*Exercise aim*
All lines that hold the string "dots" should be copied. Find them in the listing below.

────────────────

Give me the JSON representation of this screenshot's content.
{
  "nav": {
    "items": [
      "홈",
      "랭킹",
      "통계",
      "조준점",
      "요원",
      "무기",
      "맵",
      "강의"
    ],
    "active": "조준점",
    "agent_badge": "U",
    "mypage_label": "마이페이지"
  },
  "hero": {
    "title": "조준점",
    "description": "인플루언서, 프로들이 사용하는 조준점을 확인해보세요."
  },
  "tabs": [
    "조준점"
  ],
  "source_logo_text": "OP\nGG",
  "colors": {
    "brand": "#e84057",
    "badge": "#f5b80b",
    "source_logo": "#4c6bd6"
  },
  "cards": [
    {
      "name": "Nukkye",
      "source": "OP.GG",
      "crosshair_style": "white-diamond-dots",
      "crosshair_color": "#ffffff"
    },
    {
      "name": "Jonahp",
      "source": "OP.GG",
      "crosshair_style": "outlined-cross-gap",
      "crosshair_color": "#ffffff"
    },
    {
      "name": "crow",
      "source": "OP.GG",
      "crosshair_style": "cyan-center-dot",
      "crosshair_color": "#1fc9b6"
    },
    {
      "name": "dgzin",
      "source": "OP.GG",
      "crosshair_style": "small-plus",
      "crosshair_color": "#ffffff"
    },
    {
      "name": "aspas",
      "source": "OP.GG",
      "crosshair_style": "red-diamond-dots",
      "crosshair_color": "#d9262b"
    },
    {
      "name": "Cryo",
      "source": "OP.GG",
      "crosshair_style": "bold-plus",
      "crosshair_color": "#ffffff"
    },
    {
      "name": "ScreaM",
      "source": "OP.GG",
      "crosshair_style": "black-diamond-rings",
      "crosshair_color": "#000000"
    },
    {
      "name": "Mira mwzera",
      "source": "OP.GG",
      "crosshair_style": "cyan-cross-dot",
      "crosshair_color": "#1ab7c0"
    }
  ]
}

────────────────

*Expected answer*
      "crosshair_style": "white-diamond-dots",
      "crosshair_style": "red-diamond-dots",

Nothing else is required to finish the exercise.